*** INFORMATION SHOWN ***

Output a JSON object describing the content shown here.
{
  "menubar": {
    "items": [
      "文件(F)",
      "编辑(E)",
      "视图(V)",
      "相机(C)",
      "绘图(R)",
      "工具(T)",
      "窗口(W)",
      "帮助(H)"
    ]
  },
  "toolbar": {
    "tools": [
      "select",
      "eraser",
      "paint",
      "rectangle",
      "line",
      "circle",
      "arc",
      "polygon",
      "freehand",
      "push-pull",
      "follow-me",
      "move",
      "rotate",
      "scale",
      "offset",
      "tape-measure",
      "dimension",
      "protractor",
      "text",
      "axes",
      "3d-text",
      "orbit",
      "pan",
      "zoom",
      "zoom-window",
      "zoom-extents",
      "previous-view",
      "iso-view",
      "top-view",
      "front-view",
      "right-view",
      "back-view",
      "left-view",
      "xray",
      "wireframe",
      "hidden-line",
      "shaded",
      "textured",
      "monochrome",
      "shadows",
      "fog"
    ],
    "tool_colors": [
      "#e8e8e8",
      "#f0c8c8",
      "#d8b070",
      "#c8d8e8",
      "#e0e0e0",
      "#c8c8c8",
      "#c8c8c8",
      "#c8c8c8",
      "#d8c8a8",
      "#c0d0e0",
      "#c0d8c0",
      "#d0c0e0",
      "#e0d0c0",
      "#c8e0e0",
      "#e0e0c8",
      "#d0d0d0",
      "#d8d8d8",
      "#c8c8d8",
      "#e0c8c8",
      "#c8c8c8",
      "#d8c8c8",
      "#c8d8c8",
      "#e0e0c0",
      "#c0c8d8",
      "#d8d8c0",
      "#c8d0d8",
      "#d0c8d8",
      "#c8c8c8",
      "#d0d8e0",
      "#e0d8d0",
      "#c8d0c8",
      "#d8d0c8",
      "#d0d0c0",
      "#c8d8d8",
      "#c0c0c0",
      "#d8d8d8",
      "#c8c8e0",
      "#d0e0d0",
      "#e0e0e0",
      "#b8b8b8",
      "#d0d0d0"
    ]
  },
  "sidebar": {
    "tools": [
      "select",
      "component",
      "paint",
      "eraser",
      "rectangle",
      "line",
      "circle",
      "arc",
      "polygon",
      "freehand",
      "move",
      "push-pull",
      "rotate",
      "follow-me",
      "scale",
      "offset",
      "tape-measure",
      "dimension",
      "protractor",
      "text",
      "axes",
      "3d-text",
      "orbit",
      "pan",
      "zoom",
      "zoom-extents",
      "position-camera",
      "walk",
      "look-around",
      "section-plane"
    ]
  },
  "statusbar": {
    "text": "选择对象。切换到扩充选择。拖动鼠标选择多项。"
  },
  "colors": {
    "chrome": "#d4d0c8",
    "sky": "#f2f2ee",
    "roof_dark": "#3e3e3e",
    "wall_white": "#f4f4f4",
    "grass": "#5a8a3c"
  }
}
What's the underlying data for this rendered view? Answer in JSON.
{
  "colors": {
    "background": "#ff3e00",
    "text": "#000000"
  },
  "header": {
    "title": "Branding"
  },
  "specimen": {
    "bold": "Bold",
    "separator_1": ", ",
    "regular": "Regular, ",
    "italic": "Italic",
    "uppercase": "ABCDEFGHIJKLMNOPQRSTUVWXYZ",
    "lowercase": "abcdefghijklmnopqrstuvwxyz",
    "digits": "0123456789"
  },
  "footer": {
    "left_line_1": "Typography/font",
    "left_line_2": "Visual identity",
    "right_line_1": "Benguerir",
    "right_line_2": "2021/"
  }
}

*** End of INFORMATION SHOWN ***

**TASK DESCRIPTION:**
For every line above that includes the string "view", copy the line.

**WRITTEN REPLY:**
      "previous-view",
      "iso-view",
      "top-view",
      "front-view",
      "right-view",
      "back-view",
      "left-view",
What's the underlying data for this rendered view? Answer in JSON.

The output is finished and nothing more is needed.